Listed below are entries; give the number of lines among them that include "this", and only that number.

===== Recorded information

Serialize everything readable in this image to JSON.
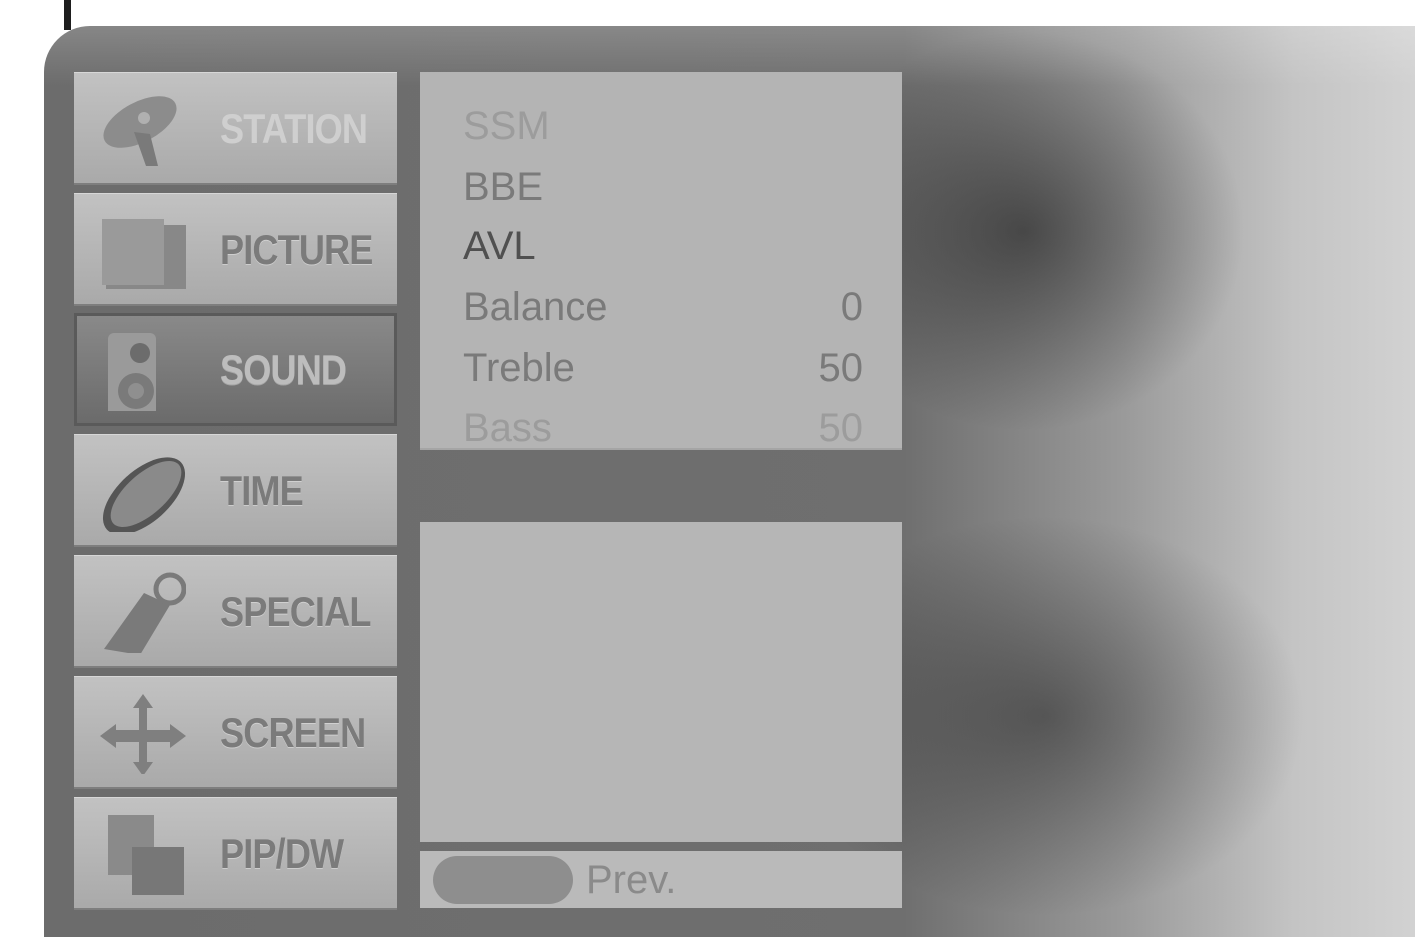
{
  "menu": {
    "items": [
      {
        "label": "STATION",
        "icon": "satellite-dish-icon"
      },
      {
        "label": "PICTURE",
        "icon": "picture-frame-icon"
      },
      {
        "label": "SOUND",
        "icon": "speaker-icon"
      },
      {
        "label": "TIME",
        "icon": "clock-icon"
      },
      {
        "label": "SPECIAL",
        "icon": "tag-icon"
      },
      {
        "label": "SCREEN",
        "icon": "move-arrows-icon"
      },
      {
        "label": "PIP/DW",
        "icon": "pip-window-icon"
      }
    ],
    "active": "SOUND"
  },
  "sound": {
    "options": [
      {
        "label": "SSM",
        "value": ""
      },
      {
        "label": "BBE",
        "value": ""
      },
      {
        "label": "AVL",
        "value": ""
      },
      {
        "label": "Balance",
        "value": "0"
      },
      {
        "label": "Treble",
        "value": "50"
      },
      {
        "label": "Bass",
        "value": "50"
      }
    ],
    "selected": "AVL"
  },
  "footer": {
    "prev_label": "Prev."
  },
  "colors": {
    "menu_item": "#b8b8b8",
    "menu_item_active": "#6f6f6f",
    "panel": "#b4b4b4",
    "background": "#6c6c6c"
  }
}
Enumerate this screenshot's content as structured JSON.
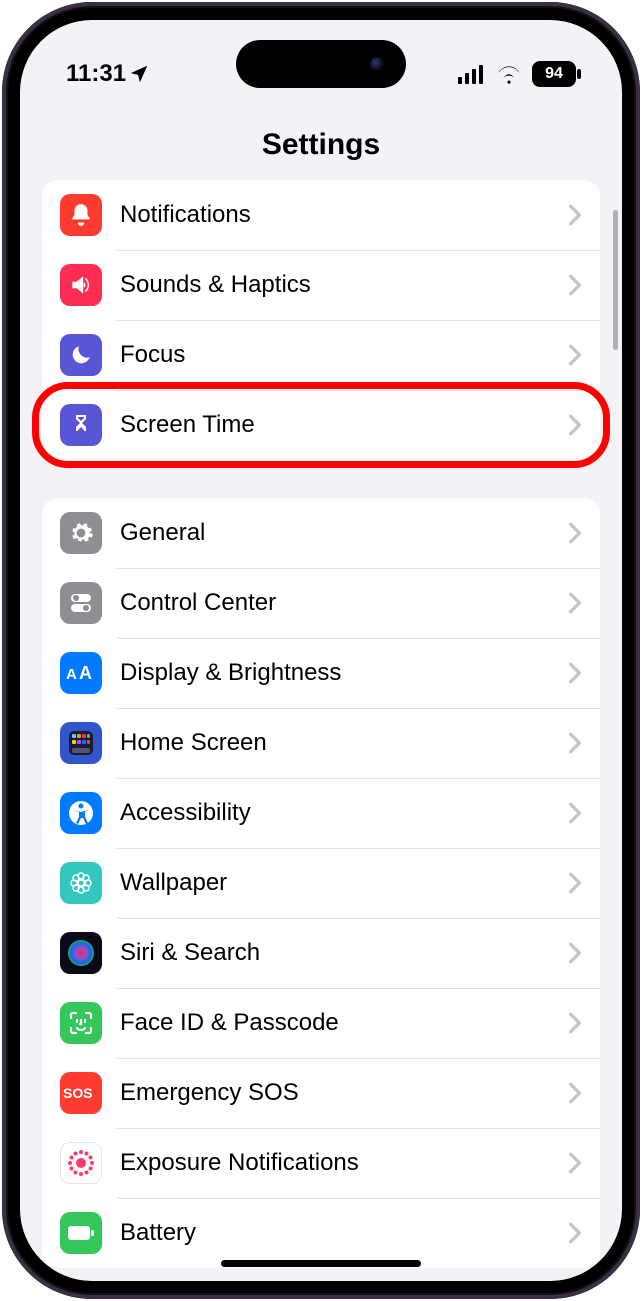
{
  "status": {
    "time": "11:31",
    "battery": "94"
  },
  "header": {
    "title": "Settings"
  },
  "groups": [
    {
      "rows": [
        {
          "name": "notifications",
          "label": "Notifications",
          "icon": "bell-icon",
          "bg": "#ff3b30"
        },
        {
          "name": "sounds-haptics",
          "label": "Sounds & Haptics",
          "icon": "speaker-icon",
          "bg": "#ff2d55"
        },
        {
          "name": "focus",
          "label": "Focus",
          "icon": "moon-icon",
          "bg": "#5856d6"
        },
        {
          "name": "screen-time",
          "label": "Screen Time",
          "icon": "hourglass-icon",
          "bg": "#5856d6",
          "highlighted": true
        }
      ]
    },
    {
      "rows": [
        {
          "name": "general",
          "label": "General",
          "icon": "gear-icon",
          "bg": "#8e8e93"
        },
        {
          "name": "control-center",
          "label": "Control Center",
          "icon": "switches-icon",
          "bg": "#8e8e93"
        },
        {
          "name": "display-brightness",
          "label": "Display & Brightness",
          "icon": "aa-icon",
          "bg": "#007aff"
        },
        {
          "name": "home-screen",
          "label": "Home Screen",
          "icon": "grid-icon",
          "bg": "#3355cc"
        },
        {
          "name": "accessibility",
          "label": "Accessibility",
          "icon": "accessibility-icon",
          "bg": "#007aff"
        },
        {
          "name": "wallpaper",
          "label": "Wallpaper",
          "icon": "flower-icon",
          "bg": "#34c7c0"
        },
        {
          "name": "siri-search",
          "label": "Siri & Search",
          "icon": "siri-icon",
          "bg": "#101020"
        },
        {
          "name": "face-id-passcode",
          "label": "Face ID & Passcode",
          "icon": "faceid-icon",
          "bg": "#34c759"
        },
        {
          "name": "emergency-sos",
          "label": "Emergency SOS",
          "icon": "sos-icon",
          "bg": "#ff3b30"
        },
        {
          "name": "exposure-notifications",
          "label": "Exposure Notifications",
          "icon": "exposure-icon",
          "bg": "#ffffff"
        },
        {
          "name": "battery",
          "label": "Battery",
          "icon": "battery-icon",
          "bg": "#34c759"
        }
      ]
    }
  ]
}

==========
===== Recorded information

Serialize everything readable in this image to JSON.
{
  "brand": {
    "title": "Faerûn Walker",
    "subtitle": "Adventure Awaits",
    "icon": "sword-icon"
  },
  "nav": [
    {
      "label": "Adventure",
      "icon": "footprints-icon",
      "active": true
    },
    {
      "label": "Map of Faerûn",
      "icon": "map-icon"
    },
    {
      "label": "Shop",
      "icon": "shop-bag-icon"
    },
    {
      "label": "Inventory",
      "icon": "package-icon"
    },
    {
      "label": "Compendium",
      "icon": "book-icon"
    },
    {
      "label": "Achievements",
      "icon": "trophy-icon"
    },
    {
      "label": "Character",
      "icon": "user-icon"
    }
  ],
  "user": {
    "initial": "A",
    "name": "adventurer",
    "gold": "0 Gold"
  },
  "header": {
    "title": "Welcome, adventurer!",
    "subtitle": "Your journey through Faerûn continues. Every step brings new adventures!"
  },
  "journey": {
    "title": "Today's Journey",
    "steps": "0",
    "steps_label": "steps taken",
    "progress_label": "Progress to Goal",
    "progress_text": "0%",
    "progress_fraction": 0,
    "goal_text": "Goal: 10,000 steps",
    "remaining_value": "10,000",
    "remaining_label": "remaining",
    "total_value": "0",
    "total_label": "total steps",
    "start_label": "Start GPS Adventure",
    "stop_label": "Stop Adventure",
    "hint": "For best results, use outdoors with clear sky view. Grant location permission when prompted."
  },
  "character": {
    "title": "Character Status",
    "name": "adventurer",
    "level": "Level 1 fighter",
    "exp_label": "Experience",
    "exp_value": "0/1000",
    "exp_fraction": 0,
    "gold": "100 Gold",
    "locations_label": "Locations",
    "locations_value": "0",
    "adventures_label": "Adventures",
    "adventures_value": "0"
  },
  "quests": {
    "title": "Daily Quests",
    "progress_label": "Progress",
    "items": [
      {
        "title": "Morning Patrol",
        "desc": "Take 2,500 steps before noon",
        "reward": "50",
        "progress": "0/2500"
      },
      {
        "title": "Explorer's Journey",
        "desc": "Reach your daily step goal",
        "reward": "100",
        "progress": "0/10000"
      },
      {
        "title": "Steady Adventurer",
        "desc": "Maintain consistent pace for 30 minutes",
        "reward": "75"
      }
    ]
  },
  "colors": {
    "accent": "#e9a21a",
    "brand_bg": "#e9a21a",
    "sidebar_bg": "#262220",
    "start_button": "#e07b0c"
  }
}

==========
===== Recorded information

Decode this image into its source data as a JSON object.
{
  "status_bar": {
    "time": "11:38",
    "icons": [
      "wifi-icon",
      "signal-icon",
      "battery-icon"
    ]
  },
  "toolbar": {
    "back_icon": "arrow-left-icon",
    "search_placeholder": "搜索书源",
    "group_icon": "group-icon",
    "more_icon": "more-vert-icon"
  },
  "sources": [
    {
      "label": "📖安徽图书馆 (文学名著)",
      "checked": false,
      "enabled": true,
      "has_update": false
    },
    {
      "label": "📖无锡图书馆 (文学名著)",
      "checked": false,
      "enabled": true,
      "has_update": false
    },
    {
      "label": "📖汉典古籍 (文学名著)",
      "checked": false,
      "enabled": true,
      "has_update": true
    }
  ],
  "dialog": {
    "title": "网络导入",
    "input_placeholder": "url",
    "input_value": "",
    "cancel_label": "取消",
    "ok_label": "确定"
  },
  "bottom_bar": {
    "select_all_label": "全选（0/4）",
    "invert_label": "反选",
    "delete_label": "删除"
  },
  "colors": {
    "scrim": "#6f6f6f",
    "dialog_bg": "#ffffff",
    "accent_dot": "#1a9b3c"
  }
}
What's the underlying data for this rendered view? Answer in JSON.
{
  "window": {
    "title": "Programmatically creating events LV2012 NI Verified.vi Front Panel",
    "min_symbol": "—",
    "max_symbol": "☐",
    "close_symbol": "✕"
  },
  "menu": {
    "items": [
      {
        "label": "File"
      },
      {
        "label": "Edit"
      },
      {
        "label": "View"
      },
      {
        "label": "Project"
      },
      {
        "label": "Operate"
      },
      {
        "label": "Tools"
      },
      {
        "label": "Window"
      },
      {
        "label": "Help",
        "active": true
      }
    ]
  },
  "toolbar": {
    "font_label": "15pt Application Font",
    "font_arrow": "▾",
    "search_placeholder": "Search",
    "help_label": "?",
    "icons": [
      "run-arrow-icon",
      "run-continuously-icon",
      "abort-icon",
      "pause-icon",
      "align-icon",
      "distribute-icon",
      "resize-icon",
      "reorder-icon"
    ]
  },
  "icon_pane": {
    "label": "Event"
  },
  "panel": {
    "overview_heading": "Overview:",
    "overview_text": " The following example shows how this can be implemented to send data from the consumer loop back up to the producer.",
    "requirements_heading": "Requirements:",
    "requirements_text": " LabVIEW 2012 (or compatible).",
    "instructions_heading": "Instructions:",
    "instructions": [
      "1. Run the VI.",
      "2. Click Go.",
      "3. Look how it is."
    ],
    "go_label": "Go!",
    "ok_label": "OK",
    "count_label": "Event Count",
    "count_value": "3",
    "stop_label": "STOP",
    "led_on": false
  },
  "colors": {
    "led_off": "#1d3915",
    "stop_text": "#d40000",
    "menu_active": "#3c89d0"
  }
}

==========

Task answer
6